*** RECORDS PROVIDED

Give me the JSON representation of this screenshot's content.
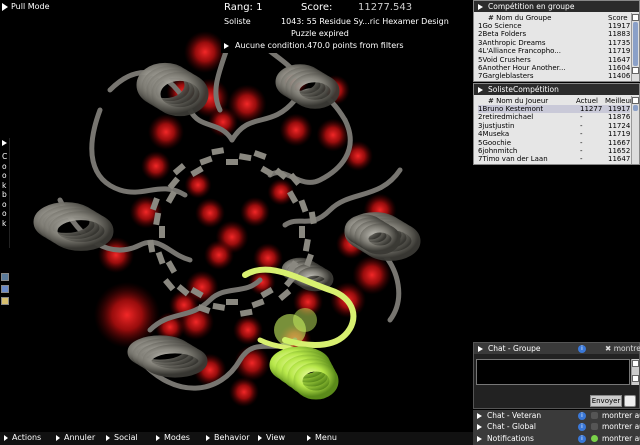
{
  "pull_mode": "Pull Mode",
  "score_panel": {
    "rank": "Rang: 1",
    "score_label": "Score:",
    "score_value": "11277.543",
    "soliste": "Soliste",
    "puzzle": "1043: 55 Residue Sy...ric Hexamer Design",
    "status": "Puzzle expired",
    "condition": "Aucune condition.470.0 points from filters"
  },
  "cookbook": {
    "letters": [
      "C",
      "o",
      "o",
      "k",
      "b",
      "o",
      "o",
      "k"
    ]
  },
  "toolbar": {
    "items": [
      "Actions",
      "Annuler",
      "Social",
      "Modes",
      "Behavior",
      "View",
      "Menu"
    ]
  },
  "group_panel": {
    "title": "Compétition en groupe",
    "col_name": "# Nom du Groupe",
    "col_score": "Score",
    "rows": [
      {
        "rank": "1",
        "name": "Go Science",
        "score": "11917"
      },
      {
        "rank": "2",
        "name": "Beta Folders",
        "score": "11883"
      },
      {
        "rank": "3",
        "name": "Anthropic Dreams",
        "score": "11735"
      },
      {
        "rank": "4",
        "name": "L'Alliance Francopho...",
        "score": "11719"
      },
      {
        "rank": "5",
        "name": "Void Crushers",
        "score": "11647"
      },
      {
        "rank": "6",
        "name": "Another Hour Another...",
        "score": "11604"
      },
      {
        "rank": "7",
        "name": "Gargleblasters",
        "score": "11406"
      }
    ]
  },
  "solo_panel": {
    "title": "SolisteCompétition",
    "col_name": "# Nom du Joueur",
    "col_current": "Actuel",
    "col_best": "Meilleur",
    "rows": [
      {
        "rank": "1",
        "name": "Bruno Kestemont",
        "current": "11277",
        "best": "11917"
      },
      {
        "rank": "2",
        "name": "retiredmichael",
        "current": "-",
        "best": "11876"
      },
      {
        "rank": "3",
        "name": "justjustin",
        "current": "-",
        "best": "11724"
      },
      {
        "rank": "4",
        "name": "Museka",
        "current": "-",
        "best": "11719"
      },
      {
        "rank": "5",
        "name": "Goochie",
        "current": "-",
        "best": "11667"
      },
      {
        "rank": "6",
        "name": "johnmitch",
        "current": "-",
        "best": "11652"
      },
      {
        "rank": "7",
        "name": "Timo van der Laan",
        "current": "-",
        "best": "11647"
      }
    ]
  },
  "chat": {
    "group_title": "Chat - Groupe",
    "show_all": "montrer aut",
    "send": "Envoyer",
    "veteran": "Chat - Veteran",
    "global": "Chat - Global",
    "notifications": "Notifications",
    "info_glyph": "i"
  },
  "colors": {
    "protein_grey": "#8a8880",
    "highlight_green": "#c8f060",
    "void_red": "#cc1111"
  }
}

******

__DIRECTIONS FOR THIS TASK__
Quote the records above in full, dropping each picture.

__SOLVED EXERCISE__
Give me the JSON representation of this screenshot's content.
{
  "pull_mode": "Pull Mode",
  "score_panel": {
    "rank": "Rang: 1",
    "score_label": "Score:",
    "score_value": "11277.543",
    "soliste": "Soliste",
    "puzzle": "1043: 55 Residue Sy...ric Hexamer Design",
    "status": "Puzzle expired",
    "condition": "Aucune condition.470.0 points from filters"
  },
  "cookbook": {
    "letters": [
      "C",
      "o",
      "o",
      "k",
      "b",
      "o",
      "o",
      "k"
    ]
  },
  "toolbar": {
    "items": [
      "Actions",
      "Annuler",
      "Social",
      "Modes",
      "Behavior",
      "View",
      "Menu"
    ]
  },
  "group_panel": {
    "title": "Compétition en groupe",
    "col_name": "# Nom du Groupe",
    "col_score": "Score",
    "rows": [
      {
        "rank": "1",
        "name": "Go Science",
        "score": "11917"
      },
      {
        "rank": "2",
        "name": "Beta Folders",
        "score": "11883"
      },
      {
        "rank": "3",
        "name": "Anthropic Dreams",
        "score": "11735"
      },
      {
        "rank": "4",
        "name": "L'Alliance Francopho...",
        "score": "11719"
      },
      {
        "rank": "5",
        "name": "Void Crushers",
        "score": "11647"
      },
      {
        "rank": "6",
        "name": "Another Hour Another...",
        "score": "11604"
      },
      {
        "rank": "7",
        "name": "Gargleblasters",
        "score": "11406"
      }
    ]
  },
  "solo_panel": {
    "title": "SolisteCompétition",
    "col_name": "# Nom du Joueur",
    "col_current": "Actuel",
    "col_best": "Meilleur",
    "rows": [
      {
        "rank": "1",
        "name": "Bruno Kestemont",
        "current": "11277",
        "best": "11917"
      },
      {
        "rank": "2",
        "name": "retiredmichael",
        "current": "-",
        "best": "11876"
      },
      {
        "rank": "3",
        "name": "justjustin",
        "current": "-",
        "best": "11724"
      },
      {
        "rank": "4",
        "name": "Museka",
        "current": "-",
        "best": "11719"
      },
      {
        "rank": "5",
        "name": "Goochie",
        "current": "-",
        "best": "11667"
      },
      {
        "rank": "6",
        "name": "johnmitch",
        "current": "-",
        "best": "11652"
      },
      {
        "rank": "7",
        "name": "Timo van der Laan",
        "current": "-",
        "best": "11647"
      }
    ]
  },
  "chat": {
    "group_title": "Chat - Groupe",
    "show_all": "montrer aut",
    "send": "Envoyer",
    "veteran": "Chat - Veteran",
    "global": "Chat - Global",
    "notifications": "Notifications",
    "info_glyph": "i"
  },
  "colors": {
    "protein_grey": "#8a8880",
    "highlight_green": "#c8f060",
    "void_red": "#cc1111"
  }
}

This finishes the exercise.